* [Try it]: The word to look for is "following". Report every line of the entries below that has it.

* [Data for this exercise]:
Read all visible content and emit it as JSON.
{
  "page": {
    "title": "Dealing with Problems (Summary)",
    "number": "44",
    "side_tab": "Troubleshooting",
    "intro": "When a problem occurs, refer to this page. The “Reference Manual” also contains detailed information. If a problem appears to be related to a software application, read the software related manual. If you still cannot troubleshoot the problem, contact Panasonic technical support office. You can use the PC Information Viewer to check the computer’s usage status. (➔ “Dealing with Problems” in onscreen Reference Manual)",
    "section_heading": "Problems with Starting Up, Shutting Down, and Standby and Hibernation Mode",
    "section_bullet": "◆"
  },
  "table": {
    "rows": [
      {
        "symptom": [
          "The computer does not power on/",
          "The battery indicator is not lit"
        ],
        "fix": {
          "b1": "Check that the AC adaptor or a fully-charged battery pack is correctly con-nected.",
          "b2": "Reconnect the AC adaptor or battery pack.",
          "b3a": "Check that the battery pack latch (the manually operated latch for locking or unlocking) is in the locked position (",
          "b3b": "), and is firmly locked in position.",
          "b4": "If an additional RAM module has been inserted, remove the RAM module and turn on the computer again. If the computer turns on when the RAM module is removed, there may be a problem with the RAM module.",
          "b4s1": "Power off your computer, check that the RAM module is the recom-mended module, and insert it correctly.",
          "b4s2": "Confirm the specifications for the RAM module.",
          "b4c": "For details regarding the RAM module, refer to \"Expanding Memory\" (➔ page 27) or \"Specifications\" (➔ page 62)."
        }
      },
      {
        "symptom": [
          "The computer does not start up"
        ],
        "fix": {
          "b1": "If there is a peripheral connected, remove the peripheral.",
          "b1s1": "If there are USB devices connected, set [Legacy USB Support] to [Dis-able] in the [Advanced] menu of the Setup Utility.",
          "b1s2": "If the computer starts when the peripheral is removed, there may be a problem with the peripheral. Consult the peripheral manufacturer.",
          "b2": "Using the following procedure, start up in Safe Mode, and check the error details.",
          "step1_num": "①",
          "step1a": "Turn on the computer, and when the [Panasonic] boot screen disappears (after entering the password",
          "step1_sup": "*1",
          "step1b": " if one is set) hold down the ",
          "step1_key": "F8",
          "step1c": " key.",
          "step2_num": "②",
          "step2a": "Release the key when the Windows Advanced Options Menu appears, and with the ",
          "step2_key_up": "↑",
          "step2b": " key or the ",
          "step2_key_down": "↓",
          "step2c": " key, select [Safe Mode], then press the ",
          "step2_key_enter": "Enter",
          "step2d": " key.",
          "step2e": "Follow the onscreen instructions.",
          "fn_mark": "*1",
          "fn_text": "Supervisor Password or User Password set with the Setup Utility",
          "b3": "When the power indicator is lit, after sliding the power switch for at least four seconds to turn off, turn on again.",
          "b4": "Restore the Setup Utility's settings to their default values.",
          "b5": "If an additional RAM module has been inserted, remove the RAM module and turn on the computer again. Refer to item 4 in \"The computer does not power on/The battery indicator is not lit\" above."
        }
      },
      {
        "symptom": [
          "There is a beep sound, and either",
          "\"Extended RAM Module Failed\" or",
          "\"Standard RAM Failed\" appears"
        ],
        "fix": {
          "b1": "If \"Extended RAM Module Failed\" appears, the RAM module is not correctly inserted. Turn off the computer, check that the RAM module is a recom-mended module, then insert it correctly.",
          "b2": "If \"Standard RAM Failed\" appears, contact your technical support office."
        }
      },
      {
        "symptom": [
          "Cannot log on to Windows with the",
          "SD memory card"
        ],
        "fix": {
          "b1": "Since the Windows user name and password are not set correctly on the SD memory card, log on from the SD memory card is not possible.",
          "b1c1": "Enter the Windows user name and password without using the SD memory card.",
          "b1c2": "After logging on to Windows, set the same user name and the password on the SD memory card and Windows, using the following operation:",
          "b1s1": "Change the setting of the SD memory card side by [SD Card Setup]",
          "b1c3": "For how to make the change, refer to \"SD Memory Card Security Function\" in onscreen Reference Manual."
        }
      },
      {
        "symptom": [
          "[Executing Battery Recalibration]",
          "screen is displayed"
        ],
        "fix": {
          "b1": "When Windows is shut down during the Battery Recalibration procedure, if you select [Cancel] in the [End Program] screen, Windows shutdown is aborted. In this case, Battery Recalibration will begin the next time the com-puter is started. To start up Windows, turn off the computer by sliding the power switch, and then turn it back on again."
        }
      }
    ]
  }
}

* [Answer to this problem]:
          "b2": "Using the following procedure, start up in Safe Mode, and check the error details.",
          "b1c2": "After logging on to Windows, set the same user name and the password on the SD memory card and Windows, using the following operation:",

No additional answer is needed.